On the day of Chris’ interview, they brought with them an incredible outfit that they created themselves from scratch using recycled materials. The main event is a 1920s-style dress made from old fishing net and is accompanied by some white jelly sandals and a pair of earrings made from shells and bottle tops. This ensemble was the first that Chris ever crafted in this way and was made especially for Sink the Pink’s quarterly queer ball.
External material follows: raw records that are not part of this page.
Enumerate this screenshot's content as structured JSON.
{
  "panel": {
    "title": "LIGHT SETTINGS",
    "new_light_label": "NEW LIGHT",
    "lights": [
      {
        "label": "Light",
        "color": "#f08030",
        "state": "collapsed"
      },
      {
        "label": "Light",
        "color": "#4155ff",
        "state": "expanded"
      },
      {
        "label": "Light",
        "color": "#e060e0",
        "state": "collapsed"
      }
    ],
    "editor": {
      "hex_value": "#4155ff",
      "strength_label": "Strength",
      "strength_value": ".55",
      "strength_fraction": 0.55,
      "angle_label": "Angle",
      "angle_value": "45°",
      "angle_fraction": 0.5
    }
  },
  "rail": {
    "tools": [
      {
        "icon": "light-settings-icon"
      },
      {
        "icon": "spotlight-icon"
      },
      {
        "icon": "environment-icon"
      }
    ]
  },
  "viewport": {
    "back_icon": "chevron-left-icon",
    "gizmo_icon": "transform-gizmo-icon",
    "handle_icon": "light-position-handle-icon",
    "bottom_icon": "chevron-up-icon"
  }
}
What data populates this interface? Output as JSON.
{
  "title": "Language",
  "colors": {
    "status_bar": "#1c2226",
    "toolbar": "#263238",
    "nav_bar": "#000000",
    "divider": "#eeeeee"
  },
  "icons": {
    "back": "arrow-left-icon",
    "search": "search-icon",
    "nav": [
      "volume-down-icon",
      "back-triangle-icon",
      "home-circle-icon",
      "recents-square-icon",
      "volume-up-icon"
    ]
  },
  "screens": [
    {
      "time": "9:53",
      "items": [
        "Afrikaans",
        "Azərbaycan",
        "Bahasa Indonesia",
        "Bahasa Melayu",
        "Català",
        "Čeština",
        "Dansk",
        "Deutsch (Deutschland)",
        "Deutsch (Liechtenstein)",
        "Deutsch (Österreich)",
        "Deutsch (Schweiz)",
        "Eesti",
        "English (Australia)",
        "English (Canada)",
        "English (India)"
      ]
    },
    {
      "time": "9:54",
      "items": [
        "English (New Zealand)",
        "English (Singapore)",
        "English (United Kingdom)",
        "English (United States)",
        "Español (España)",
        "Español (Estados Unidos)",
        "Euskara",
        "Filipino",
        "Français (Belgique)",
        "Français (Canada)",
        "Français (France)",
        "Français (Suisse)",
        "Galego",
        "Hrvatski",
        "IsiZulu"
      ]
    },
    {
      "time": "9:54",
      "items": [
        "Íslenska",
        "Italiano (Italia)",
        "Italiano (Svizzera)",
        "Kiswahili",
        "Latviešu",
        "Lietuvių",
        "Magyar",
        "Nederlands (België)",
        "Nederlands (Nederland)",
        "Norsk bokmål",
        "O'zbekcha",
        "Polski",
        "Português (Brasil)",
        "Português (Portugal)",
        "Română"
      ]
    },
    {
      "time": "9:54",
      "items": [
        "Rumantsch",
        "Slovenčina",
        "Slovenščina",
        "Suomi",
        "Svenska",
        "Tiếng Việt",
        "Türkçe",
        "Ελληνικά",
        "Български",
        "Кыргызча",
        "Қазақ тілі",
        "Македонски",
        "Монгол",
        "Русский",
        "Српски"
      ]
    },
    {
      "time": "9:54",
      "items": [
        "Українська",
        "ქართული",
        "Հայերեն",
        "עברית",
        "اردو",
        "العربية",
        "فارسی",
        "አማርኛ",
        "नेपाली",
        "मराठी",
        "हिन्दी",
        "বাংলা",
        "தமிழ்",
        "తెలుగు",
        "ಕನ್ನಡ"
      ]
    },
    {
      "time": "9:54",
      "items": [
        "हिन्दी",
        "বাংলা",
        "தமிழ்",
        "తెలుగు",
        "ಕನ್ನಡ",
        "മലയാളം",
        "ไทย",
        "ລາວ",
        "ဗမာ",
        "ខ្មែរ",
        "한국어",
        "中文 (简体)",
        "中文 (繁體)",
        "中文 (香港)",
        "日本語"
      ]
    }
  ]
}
What Chris loves about the Sink the Pink ball, a clubbing experience with drag performance, is the atmosphere; everyone there is happy and dressed up to the nines, looking amazing. ‘It’s empowering to know that you can wear what you want and nobody is remotely gropey.’ For Chris, who is non-binary and identifies as queer, this is an important ensemble because they wore it to a place where they felt they could wear whatever they pleased. ‘I guess I’d see this as an outfit only for a queer space.’
Unfortunately, Chris’ experience of making their way from the event to the tube station in the early hours of the morning was a far cry from their positive start to the night. ‘It was a horrible wake-up call. We got some verbal abuse. The first part of the night was amazing wearing [this outfit], and then there was this shock back into having to feel careful about what you’re wearing.’
Now, Chris makes a new outfit for a queer event every couple of months and enjoys how it enables them to dress in a totally unique manner. ‘This is dressing purely as self-expression, with no need for any practical quality of the garment. Obviously you’re warm, and you don’t need to cover up. It’s not a uniform for work and there’s no restriction on what gender it identifies as.’ This sense of creative freedom that Chris feels is largely thanks to Brighton, they tell us. ‘Being here gave me a lot more confidence to dress how I wanted to… Brighton helped me.’
Today, Chris describes their style as ‘offensively pastel’. In their view, the most confrontational way for a male-assigned person to dress is in a hyper feminine manner. Paradoxically, the softer and pinker the outfit, the more people seem to find offence in it. In a nutshell, their general way of dressing is ‘glamorous and ridiculous at the same time.’ ‘Maybe I’m a bit of an attention-seeker,’ Chris laughs. But, they add, in the words of Quentin Crisp, ‘It’s not enough to be queer; you’ve got to be seen to be queer’.